This page presents stories from Pat in which she "remembers John" in her own words and inimitable style. Over time, this page will grow as Pat adds more of her memories. So drop by now and then to learn more about the life of the doctor and incredible man who transformed the way we think about hormone balance.
Taking the Time
John always questioned everything–to some annoyance to others–and was always looking for the "cause". He was the all-time prevention doctor. John took time with each patient (too much, his office staff used to say, as it got all their schedules out of synch) as he felt that as a good doctor, you have to know your patients.
Sometimes it's not the treatment of a cut finger or a cough they've come in for, but other problems they need to talk about.

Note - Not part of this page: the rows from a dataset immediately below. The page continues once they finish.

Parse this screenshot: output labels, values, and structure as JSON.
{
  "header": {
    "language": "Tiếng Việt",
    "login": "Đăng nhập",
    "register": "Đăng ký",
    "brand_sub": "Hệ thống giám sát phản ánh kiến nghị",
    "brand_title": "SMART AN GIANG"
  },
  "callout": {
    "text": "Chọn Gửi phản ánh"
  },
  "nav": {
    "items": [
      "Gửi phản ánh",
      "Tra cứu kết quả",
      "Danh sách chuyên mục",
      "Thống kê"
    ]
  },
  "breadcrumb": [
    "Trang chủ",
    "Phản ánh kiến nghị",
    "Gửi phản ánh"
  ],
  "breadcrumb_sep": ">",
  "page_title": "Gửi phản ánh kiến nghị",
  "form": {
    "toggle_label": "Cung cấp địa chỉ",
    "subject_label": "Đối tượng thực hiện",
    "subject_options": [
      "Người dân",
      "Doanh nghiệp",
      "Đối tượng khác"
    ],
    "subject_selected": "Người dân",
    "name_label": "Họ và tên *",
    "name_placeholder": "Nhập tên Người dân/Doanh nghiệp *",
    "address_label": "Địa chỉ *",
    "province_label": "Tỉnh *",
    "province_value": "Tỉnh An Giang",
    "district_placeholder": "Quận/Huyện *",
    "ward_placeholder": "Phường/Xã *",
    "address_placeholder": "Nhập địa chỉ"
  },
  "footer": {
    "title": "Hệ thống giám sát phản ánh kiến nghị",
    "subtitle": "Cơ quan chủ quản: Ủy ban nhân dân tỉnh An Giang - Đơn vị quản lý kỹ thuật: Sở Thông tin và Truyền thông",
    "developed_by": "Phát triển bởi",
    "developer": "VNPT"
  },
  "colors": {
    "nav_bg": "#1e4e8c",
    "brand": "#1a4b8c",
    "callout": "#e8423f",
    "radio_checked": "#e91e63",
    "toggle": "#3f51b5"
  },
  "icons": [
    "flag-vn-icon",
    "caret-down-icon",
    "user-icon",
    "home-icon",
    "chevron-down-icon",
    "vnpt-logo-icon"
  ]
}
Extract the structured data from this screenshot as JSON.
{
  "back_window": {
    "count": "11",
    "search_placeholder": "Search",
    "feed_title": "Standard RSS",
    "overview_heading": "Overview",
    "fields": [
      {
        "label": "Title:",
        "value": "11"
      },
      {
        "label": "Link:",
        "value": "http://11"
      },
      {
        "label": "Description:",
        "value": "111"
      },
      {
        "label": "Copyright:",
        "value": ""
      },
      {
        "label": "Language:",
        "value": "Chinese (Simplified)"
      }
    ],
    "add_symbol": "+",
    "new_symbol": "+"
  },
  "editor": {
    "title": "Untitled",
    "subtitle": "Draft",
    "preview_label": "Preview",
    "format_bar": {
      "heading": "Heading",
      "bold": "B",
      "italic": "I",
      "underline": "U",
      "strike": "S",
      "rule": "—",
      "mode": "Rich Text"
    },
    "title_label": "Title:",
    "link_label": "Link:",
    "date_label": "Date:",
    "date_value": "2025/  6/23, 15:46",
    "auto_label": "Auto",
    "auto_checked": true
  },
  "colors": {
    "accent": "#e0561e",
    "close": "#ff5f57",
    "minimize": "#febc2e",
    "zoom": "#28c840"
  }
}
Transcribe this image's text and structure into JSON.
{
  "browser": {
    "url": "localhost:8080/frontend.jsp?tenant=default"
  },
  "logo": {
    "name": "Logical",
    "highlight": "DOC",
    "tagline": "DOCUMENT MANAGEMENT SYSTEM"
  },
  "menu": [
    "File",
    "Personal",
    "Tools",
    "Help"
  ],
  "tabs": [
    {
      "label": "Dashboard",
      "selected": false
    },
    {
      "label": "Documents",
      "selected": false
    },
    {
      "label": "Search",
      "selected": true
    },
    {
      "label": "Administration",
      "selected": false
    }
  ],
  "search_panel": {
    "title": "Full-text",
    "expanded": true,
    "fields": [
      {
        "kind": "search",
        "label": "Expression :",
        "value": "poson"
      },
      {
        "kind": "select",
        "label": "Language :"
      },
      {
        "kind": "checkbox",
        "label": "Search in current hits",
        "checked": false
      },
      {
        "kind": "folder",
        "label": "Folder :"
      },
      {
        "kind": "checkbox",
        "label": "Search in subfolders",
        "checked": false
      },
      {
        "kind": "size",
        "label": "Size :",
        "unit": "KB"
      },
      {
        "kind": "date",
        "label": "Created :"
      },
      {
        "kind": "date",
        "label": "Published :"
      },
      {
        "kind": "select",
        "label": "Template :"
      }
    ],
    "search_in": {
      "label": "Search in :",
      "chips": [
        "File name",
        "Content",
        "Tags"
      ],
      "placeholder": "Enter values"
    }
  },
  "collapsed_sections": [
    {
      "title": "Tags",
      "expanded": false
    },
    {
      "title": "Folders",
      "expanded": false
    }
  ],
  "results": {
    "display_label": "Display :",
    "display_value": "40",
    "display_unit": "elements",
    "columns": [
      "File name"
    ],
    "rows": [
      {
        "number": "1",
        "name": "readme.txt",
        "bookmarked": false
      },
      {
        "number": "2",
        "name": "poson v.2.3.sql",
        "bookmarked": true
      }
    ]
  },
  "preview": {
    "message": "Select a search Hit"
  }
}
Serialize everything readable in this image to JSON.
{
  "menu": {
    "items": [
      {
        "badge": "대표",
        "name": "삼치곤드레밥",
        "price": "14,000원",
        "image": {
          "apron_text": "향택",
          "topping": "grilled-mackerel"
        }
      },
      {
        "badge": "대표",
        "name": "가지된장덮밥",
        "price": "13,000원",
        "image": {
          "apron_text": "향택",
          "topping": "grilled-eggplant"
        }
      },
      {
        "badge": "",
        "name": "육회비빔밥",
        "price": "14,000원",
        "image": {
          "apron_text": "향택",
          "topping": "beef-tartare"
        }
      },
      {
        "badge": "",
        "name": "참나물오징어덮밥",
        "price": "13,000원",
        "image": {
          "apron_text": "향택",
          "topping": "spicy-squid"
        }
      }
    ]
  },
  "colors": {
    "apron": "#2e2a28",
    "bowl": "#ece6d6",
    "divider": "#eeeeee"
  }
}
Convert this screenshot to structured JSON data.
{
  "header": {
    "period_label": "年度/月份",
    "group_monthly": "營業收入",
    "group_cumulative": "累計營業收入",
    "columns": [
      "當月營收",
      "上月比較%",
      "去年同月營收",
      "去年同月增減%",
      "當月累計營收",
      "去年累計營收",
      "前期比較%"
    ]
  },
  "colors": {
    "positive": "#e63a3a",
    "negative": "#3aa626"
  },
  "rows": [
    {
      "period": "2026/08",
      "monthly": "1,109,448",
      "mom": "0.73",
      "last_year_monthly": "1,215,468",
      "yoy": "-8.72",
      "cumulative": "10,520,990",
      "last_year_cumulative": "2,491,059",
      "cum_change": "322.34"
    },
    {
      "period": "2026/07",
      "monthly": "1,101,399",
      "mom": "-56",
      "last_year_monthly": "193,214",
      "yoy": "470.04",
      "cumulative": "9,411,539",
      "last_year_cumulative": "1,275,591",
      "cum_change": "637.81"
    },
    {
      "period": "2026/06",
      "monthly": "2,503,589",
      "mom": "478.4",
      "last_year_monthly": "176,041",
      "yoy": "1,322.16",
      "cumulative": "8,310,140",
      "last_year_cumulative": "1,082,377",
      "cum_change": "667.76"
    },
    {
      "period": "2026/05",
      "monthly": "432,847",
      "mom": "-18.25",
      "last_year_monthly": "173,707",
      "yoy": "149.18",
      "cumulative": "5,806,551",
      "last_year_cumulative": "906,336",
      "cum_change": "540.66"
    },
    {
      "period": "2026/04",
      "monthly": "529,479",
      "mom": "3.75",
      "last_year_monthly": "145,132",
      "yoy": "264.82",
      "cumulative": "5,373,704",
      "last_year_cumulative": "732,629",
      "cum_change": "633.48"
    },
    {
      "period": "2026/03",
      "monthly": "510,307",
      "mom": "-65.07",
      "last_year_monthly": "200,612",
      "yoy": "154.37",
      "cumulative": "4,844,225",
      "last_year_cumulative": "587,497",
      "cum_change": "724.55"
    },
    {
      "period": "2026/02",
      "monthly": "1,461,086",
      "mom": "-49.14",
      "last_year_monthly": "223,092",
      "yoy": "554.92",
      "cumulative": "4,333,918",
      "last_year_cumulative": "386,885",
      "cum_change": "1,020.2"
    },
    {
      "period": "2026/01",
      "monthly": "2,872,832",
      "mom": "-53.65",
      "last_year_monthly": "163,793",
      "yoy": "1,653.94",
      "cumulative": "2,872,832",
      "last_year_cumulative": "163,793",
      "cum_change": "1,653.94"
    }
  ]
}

John always felt it important to be a good listener and kind to all no matter how long the appointment took.
One time, a patient finally got in to see John in a very irate state. "Dr. Lee, I've been waiting out there for over 45 minutes!"
"Oh, I'm so sorry," said John. "We'll hurry and get through your appointment in record time so I can get back on schedule!"
"Oh, no – that's OK, doctor. Never mind what I said."
Don't Take Two Aspirin
Thinking about a headache I had the other day, I was reminded of John's advice.
When a patient presented with a bad headache, John used to say that the cause could be anything. It could be stress, a sinus infection, allergies, a need for new glasses, a need for a new husband or wife, or it even might be a brain tumor!
If aspirin hadn't worked, then something else was going on. Instead of the usual "take two aspirin and call me in the morning" routine, I'd hear him say, "Well, my dear, I really don't think you have an aspirin deficiency!"
Always looking for the cause –
John had a patient that had several major operations over the years. He had tried to convince her to try progesterone and get her hormones in balance to help her problems. She had a habit of coming to John for advice, not taking it, and then going to a "body parts doctor"–as John called some specialists–for her operations. She had trouble with her gall bladder and had that removed, trouble with her uterus and had that removed, and then had a breast removed because of unusual cells.
John finally told her to at least follow his advice this time and "Never tell those doctors that you have a headache!"